Wind gusts of 40mph and heavy rain did not deter the 8 dedicated members of the group who braved the conditions and met at Grain Country Park on Sunday morning. We set off along the coastal path and although high tide had past, the waters edge was still fairly close to shore and we had good views of the many waders feeding on the freshly exposed mud flats. Curlew, black-headed gull, oystercatcher, brent geese, grey plover, dunlin and little egret were seen as we braced ourselves against the very strong wind and rain.
Offshore, standing at the mouth of the River Medway, is the Grain Tower, providing some shelter for the birds. It was built in the 19th century to protect the dockyards of Sheerness and Chatham from the French during a time of tension in the 1850’s.
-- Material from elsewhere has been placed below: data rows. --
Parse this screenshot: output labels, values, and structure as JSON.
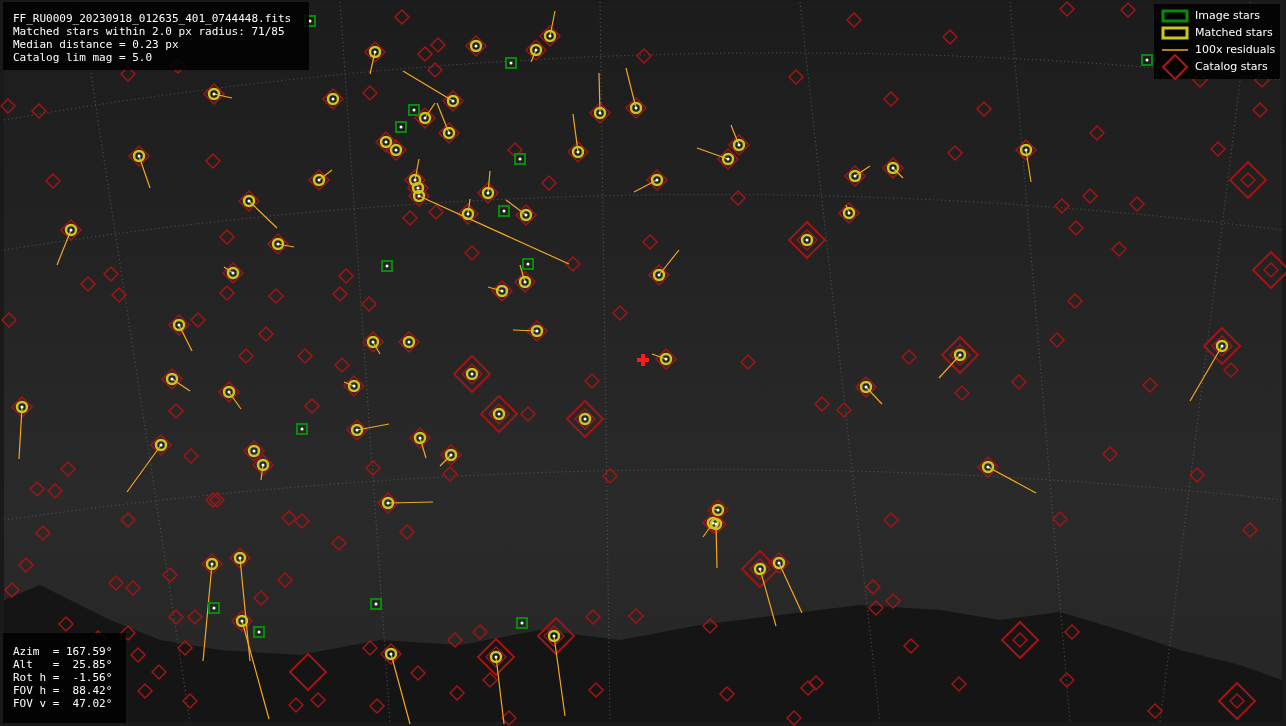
{
  "info_box": {
    "lines": [
      "FF_RU0009_20230918_012635_401_0744448.fits",
      "Matched stars within 2.0 px radius: 71/85",
      "Median distance = 0.23 px",
      "Catalog lim mag = 5.0"
    ]
  },
  "legend": {
    "items": [
      {
        "kind": "image_star",
        "label": "Image stars"
      },
      {
        "kind": "matched_star",
        "label": "Matched stars"
      },
      {
        "kind": "residual",
        "label": "100x residuals"
      },
      {
        "kind": "catalog_star",
        "label": "Catalog stars"
      }
    ]
  },
  "pointing_box": {
    "lines": [
      "Azim  = 167.59°",
      "Alt   =  25.85°",
      "Rot h =  -1.56°",
      "FOV h =  88.42°",
      "FOV v =  47.02°"
    ]
  }
}
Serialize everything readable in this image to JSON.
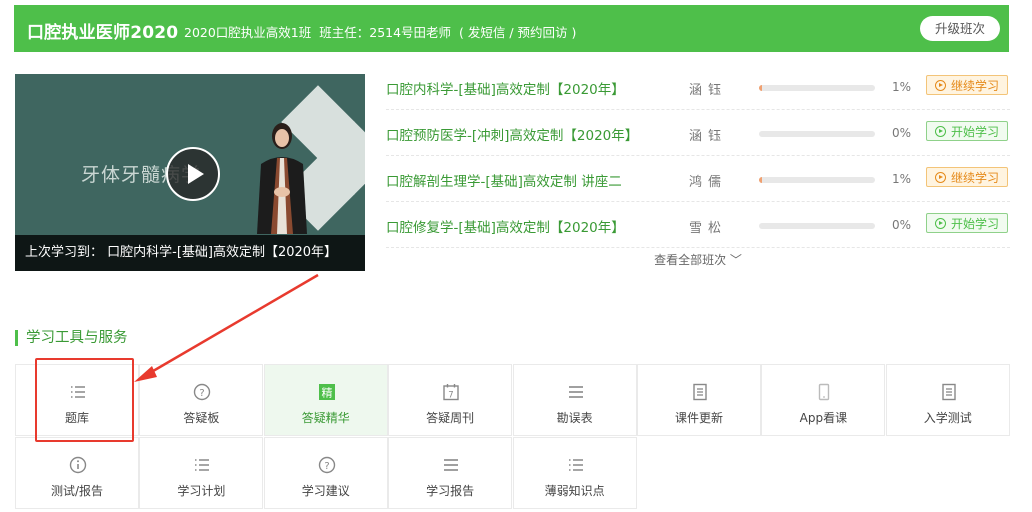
{
  "header": {
    "title": "口腔执业医师2020",
    "class_name": "2020口腔执业高效1班",
    "head_teacher": "班主任：2514号田老师",
    "contact": "( 发短信 / 预约回访 )",
    "upgrade_label": "升级班次"
  },
  "video": {
    "watermark": "牙体牙髓病学",
    "caption": "上次学习到： 口腔内科学-[基础]高效定制【2020年】"
  },
  "courses": [
    {
      "name": "口腔内科学-[基础]高效定制【2020年】",
      "teacher": "涵钰",
      "progress": 0.01,
      "percent": "1%",
      "action": "继续学习",
      "kind": "cont"
    },
    {
      "name": "口腔预防医学-[冲刺]高效定制【2020年】",
      "teacher": "涵钰",
      "progress": 0,
      "percent": "0%",
      "action": "开始学习",
      "kind": "start"
    },
    {
      "name": "口腔解剖生理学-[基础]高效定制 讲座二",
      "teacher": "鸿儒",
      "progress": 0.01,
      "percent": "1%",
      "action": "继续学习",
      "kind": "cont"
    },
    {
      "name": "口腔修复学-[基础]高效定制【2020年】",
      "teacher": "雪松",
      "progress": 0,
      "percent": "0%",
      "action": "开始学习",
      "kind": "start"
    }
  ],
  "view_all": "查看全部班次 ﹀",
  "tools_section": {
    "title": "学习工具与服务",
    "items": [
      {
        "label": "题库",
        "icon": "list-icon"
      },
      {
        "label": "答疑板",
        "icon": "question-icon"
      },
      {
        "label": "答疑精华",
        "icon": "essence-icon",
        "glyph": "精"
      },
      {
        "label": "答疑周刊",
        "icon": "calendar-icon",
        "glyph": "7"
      },
      {
        "label": "勘误表",
        "icon": "menu-icon"
      },
      {
        "label": "课件更新",
        "icon": "document-icon"
      },
      {
        "label": "App看课",
        "icon": "phone-icon"
      },
      {
        "label": "入学测试",
        "icon": "document-icon"
      },
      {
        "label": "测试/报告",
        "icon": "info-icon"
      },
      {
        "label": "学习计划",
        "icon": "list-icon"
      },
      {
        "label": "学习建议",
        "icon": "question-icon"
      },
      {
        "label": "学习报告",
        "icon": "menu-icon"
      },
      {
        "label": "薄弱知识点",
        "icon": "list-icon"
      }
    ]
  },
  "colors": {
    "brand": "#4ebf4a",
    "continue": "#e58a1a",
    "highlight": "#e83a2e"
  }
}
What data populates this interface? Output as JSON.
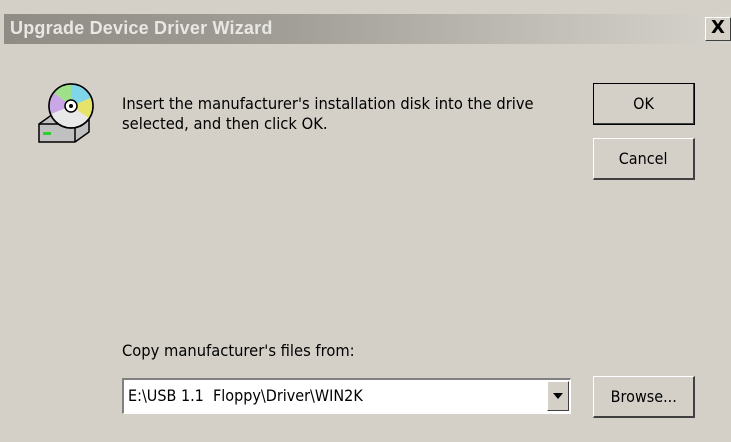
{
  "window": {
    "title": "Upgrade Device Driver Wizard",
    "close_label": "X"
  },
  "dialog": {
    "icon": "disk-drive-icon",
    "message_line1": "Insert the manufacturer's installation disk into the drive",
    "message_line2": "selected, and then click OK.",
    "ok_label": "OK",
    "cancel_label": "Cancel",
    "copy_label": "Copy manufacturer's files from:",
    "path_value": "E:\\USB 1.1  Floppy\\Driver\\WIN2K",
    "browse_label": "Browse..."
  },
  "colors": {
    "dialog_bg": "#d4d0c8",
    "title_text": "#e9e7e3"
  }
}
Closer to us a large flock of black-tailed godwits were feeding and it was estimated that there were close to 1000 of them. Further along were great black-backed gull, widgeon, redshank, and grey plover. We made our way along the coastal path and found a shelter from the wind and rain. From here we could see the masts of the SS Montgomery protruding from the water. She ran aground, broke in half, and sank in August 1944. Great black-backed gull, widgeon, redshank, starling and meadow pipit were seen. Braving the wind once more we continued along the path, eventually turning inland and back through the woods and the more sheltered areas of the country park. Robin, long-tailed tit, great tit, chaffinch, magpie and house sparrow were seen before arriving back at the car park. By now the rain had stopped and the sun was trying to come out from behind the clouds that had dumped so much rain on us in the morning. We had our lunch at the picnic tables, in the lovely sunshine.
We moved on to the RSPB Reserve at Northward Hill. On the water were pochard, mallard, coot, heron, mute swan and shoveler along with many grey-lag geese feeding. Good views were had of buzzard and a distant marsh harrier and cormorant. Blackbird, chiff chaff, goldfinch, jay, magpie, starling and pheasant were seen, and a cetti’s warbler let us know of its presence, but as usual not seen. In the field in front of the heronry, large numbers of rook, jackdaw and carrion crows were gathering, before going to their roost.
Although the day started very wet and very windy, from mid day it was dry and sunny and a total of 38 different birds were seen.
Thank you to everyone for being brave enough to turn out.
Thanks to Sally for the photos.
Norman and Sandra
Thanks to Norman and Sandra for leading – I think that they secretly hoped that no one else would turn up so that they could go home! The clocks went back on the day of the trip but not by that much. So don’t try to go on any of the advertised trips on the park notice board. It was so wet that no cameras were allowed out – so I had to insert two photographs from a previous trip.